Collect all lines containing the word "JSON" from the data.

==== Available data

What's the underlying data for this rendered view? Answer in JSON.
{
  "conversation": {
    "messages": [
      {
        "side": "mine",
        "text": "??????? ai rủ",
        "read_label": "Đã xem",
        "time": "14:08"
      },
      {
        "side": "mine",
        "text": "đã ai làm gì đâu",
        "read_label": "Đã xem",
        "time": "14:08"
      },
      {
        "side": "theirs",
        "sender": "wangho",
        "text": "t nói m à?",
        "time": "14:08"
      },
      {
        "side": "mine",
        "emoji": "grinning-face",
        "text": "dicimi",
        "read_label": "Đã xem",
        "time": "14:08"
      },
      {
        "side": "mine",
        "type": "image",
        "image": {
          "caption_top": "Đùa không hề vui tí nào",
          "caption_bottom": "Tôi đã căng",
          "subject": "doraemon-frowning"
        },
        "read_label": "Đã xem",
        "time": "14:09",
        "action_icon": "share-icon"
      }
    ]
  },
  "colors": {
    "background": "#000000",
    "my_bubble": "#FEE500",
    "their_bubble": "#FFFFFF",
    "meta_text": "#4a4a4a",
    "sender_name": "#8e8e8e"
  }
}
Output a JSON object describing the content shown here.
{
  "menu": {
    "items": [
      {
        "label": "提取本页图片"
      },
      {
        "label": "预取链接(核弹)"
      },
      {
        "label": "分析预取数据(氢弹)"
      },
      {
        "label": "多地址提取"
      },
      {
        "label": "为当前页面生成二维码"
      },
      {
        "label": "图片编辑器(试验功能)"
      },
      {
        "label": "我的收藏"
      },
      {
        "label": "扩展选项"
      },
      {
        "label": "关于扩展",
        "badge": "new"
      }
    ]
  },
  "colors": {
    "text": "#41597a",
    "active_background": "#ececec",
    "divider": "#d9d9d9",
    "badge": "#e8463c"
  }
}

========

— Solution for this exercise —
What's the underlying data for this rendered view? Answer in JSON.
Output a JSON object describing the content shown here.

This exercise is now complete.